  3. Mutual Funds & ETFs

    ETF Analysis: ProShares Large Cap Core Plus

    Learn information about the ProShares Large Cap Core Plus ETF, and explore detailed analysis of its characteristics, suitability and recommendations.
  4. Mutual Funds & ETFs

    ETF Analysis: iShares Core Growth Allocation

    Find out about the iShares Core Growth Allocation Fund, and learn detailed information about its characteristics, suitability and recommendations.
  5. Mutual Funds & ETFs

    ETF Analysis: iShares MSCI USA Minimum Volatility

    Learn about the iShares MSCI USA Minimum Volatility exchange-traded fund, which invests in low-volatility equities traded on the U.S. stock market.
  6. Stock Analysis

    Should You Follow Millionaires into This Sector?

    Millionaire investors—and those who follow them—should take another look at the current economic situation before making any more investment decisions.
  7. Professionals

    What to do During a Market Correction

    The market has corrected...now what? Here's what you should consider rather than panicking.
  8. Mutual Funds & ETFs

    ETF Analysis: Vanguard Mid-Cap Value

    Take an in-depth look at the Vanguard Mid-Cap Value ETF, one of the largest and most popular mid-cap funds in the U.S. equity space.
  9. Mutual Funds & ETFs

    ETF Analysis: Schwab US Broad Market

    Take an in-depth look at the Schwab U.S. Broad Market ETF, an incredibly low-cost fund based on a wide selection of the U.S. equity market.
  10. Professionals

    Tips for Helping Clients Though Market Corrections

    When the stock market sees a steep drop, clients are bound to get anxious. Here are some tips for talking them off the ledge.
  1. Equity

    The value of an asset less the value of all liabilities on that ...
  2. Hard-To-Sell Asset

    An asset that is extremely difficult to dispose of either due ...
  3. Sucker Yield

    When an investor has essentially risked all of his capital for ...
  4. PT (Perseroan Terbatas)

    An acronym for Perseroan Terbatas, which is Limited Liability ...
  5. Ltd. (Limited)

    An abbreviation of "limited," Ltd. is a suffix that ...
  6. BHD (Berhad)

    The suffix Bhd. is an abbreviation of a Malay word "berhad," ...
  1. What is the difference between called-up share capital and paid-up share capital?

    The difference between called-up share capital and paid-up share capital is investors have already paid in full for paid-up ... Read Full Answer >>
  2. Why would a corporation issue convertible bonds?

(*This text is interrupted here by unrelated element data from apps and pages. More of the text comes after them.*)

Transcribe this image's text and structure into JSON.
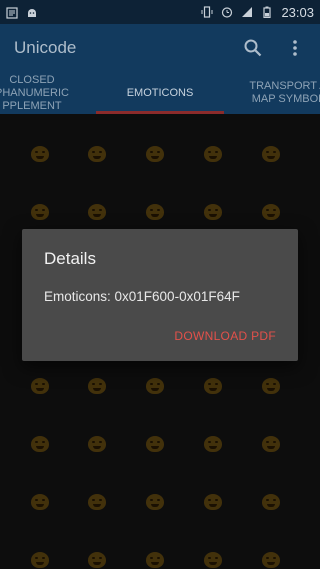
{
  "status_bar": {
    "time": "23:03",
    "icons": [
      "notification-icon",
      "android-icon",
      "vibrate-icon",
      "alarm-icon",
      "signal-icon",
      "battery-icon"
    ]
  },
  "app_bar": {
    "title": "Unicode",
    "actions": [
      "search-icon",
      "more-vert-icon"
    ]
  },
  "tabs": [
    {
      "label": "CLOSED\nPHANUMERIC\nPPLEMENT",
      "active": false
    },
    {
      "label": "EMOTICONS",
      "active": true
    },
    {
      "label": "TRANSPORT A\nMAP SYMBOL",
      "active": false
    }
  ],
  "dialog": {
    "title": "Details",
    "body": "Emoticons: 0x01F600-0x01F64F",
    "button": "DOWNLOAD PDF"
  },
  "colors": {
    "status_bar": "#0d2236",
    "app_bar": "#123a5e",
    "tab_indicator": "#8b2b2b",
    "dialog_bg": "#4a4a4a",
    "accent_button": "#e2514a",
    "emoji": "#6b4f12"
  },
  "grid": {
    "icon": "emoji-icon",
    "columns": 5,
    "visible_rows": 8
  }
}
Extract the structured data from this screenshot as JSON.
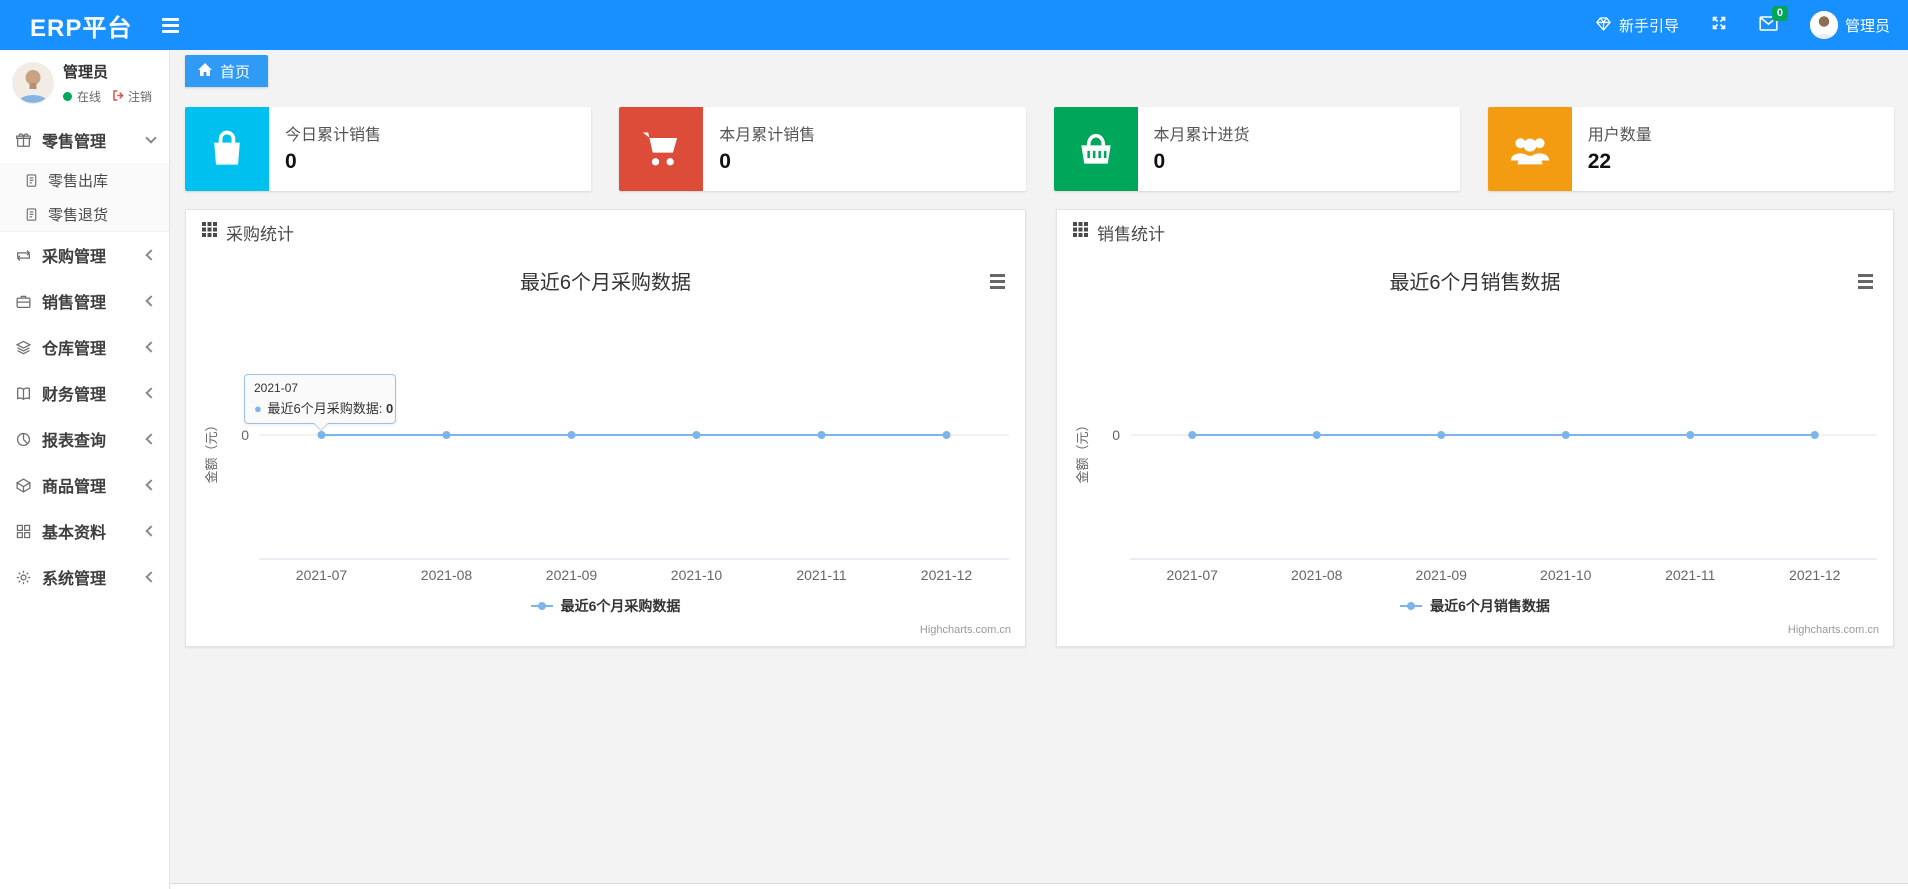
{
  "navbar": {
    "brand": "ERP平台",
    "guide_label": "新手引导",
    "mail_badge": "0",
    "username": "管理员"
  },
  "sidebar": {
    "user": {
      "name": "管理员",
      "status_label": "在线",
      "logout_label": "注销"
    },
    "menu": [
      {
        "id": "retail",
        "label": "零售管理",
        "icon": "gift-icon",
        "expanded": true,
        "children": [
          {
            "id": "retail-out",
            "label": "零售出库",
            "icon": "doc-icon"
          },
          {
            "id": "retail-return",
            "label": "零售退货",
            "icon": "doc-icon"
          }
        ]
      },
      {
        "id": "purchase",
        "label": "采购管理",
        "icon": "exchange-icon"
      },
      {
        "id": "sales",
        "label": "销售管理",
        "icon": "briefcase-icon"
      },
      {
        "id": "warehouse",
        "label": "仓库管理",
        "icon": "layers-icon"
      },
      {
        "id": "finance",
        "label": "财务管理",
        "icon": "book-icon"
      },
      {
        "id": "reports",
        "label": "报表查询",
        "icon": "pie-icon"
      },
      {
        "id": "goods",
        "label": "商品管理",
        "icon": "box-icon"
      },
      {
        "id": "basic",
        "label": "基本资料",
        "icon": "grid-icon"
      },
      {
        "id": "system",
        "label": "系统管理",
        "icon": "gear-icon"
      }
    ]
  },
  "breadcrumb": {
    "home_label": "首页"
  },
  "stat_cards": [
    {
      "label": "今日累计销售",
      "value": "0",
      "color": "#00c0ef",
      "icon": "bag-icon"
    },
    {
      "label": "本月累计销售",
      "value": "0",
      "color": "#dd4b39",
      "icon": "cart-icon"
    },
    {
      "label": "本月累计进货",
      "value": "0",
      "color": "#00a65a",
      "icon": "basket-icon"
    },
    {
      "label": "用户数量",
      "value": "22",
      "color": "#f39c12",
      "icon": "users-icon"
    }
  ],
  "panels": [
    {
      "header": "采购统计"
    },
    {
      "header": "销售统计"
    }
  ],
  "chart_data": [
    {
      "type": "line",
      "title": "最近6个月采购数据",
      "categories": [
        "2021-07",
        "2021-08",
        "2021-09",
        "2021-10",
        "2021-11",
        "2021-12"
      ],
      "series": [
        {
          "name": "最近6个月采购数据",
          "values": [
            0,
            0,
            0,
            0,
            0,
            0
          ],
          "color": "#7cb5ec"
        }
      ],
      "ylabel": "金额（元）",
      "yticks": [
        "0"
      ],
      "grid": false,
      "legend_position": "bottom",
      "credits": "Highcharts.com.cn",
      "tooltip": {
        "visible": true,
        "category": "2021-07",
        "series_label": "最近6个月采购数据",
        "value": "0"
      }
    },
    {
      "type": "line",
      "title": "最近6个月销售数据",
      "categories": [
        "2021-07",
        "2021-08",
        "2021-09",
        "2021-10",
        "2021-11",
        "2021-12"
      ],
      "series": [
        {
          "name": "最近6个月销售数据",
          "values": [
            0,
            0,
            0,
            0,
            0,
            0
          ],
          "color": "#7cb5ec"
        }
      ],
      "ylabel": "金额（元）",
      "yticks": [
        "0"
      ],
      "grid": false,
      "legend_position": "bottom",
      "credits": "Highcharts.com.cn",
      "tooltip": {
        "visible": false
      }
    }
  ]
}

    A convertible bond represents a hybrid security that has bond and equity features; this type of bond allows the conversion ... Read Full Answer >>
  3. How does additional paid in capital affect retained earnings?

    Both additional paid-in capital and retained earnings are entries under the shareholders' equity section of a company's balance ... Read Full Answer >>
  4. What types of capital are not considered share capital?

    The money a business uses to fund operations or growth is called capital, and there are a number of capital sources available. ... Read Full Answer >>
  5. What is the difference between issued share capital and subscribed share capital?

    The difference between subscribed share capital and issued share capital is the former relates to the amount of stock for ... Read Full Answer >>
  6. What happens to the shares of stock purchased in a tender offer?

    The shares of stock purchased in a tender offer become the property of the purchaser. From that point forward, the purchaser, ... Read Full Answer >>

You May Also Like

Trading Center

You are using adblocking software

Want access to all of Investopedia? Add us to your “whitelist”
so you'll never miss a feature!